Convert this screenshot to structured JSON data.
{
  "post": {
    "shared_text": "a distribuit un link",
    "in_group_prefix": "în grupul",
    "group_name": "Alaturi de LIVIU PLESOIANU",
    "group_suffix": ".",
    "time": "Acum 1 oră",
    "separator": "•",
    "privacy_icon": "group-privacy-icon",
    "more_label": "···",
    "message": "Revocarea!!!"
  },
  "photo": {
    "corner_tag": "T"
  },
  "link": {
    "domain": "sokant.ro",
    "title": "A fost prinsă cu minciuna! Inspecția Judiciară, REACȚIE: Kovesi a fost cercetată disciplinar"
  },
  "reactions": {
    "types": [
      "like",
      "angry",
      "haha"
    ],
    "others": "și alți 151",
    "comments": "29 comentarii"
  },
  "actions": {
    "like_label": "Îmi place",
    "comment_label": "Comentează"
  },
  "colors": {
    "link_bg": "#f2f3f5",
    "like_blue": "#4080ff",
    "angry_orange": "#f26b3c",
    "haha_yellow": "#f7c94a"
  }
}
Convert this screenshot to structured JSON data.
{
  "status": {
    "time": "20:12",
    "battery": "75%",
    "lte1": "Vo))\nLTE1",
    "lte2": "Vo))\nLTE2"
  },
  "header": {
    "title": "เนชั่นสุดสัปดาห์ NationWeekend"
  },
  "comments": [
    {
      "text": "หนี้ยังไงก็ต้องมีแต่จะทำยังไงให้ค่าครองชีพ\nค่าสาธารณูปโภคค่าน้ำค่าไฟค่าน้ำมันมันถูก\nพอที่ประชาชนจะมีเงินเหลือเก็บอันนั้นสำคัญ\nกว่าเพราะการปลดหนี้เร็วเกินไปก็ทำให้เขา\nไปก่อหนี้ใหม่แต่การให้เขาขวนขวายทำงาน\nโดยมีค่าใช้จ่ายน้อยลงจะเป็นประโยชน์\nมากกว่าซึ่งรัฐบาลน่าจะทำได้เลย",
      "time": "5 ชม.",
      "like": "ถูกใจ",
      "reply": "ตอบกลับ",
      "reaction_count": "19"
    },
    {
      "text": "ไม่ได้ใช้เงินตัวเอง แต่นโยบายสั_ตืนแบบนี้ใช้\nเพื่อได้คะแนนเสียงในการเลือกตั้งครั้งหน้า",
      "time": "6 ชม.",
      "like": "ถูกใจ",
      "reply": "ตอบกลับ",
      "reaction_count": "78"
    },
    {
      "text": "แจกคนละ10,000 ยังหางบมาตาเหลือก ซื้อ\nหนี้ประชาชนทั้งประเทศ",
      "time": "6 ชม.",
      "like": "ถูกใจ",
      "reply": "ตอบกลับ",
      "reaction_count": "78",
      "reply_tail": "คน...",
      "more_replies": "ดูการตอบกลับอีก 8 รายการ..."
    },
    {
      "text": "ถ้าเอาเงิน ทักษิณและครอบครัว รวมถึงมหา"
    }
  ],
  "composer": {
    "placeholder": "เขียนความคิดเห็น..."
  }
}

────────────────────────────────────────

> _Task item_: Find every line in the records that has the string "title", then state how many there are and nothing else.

> _Solved problem_: 2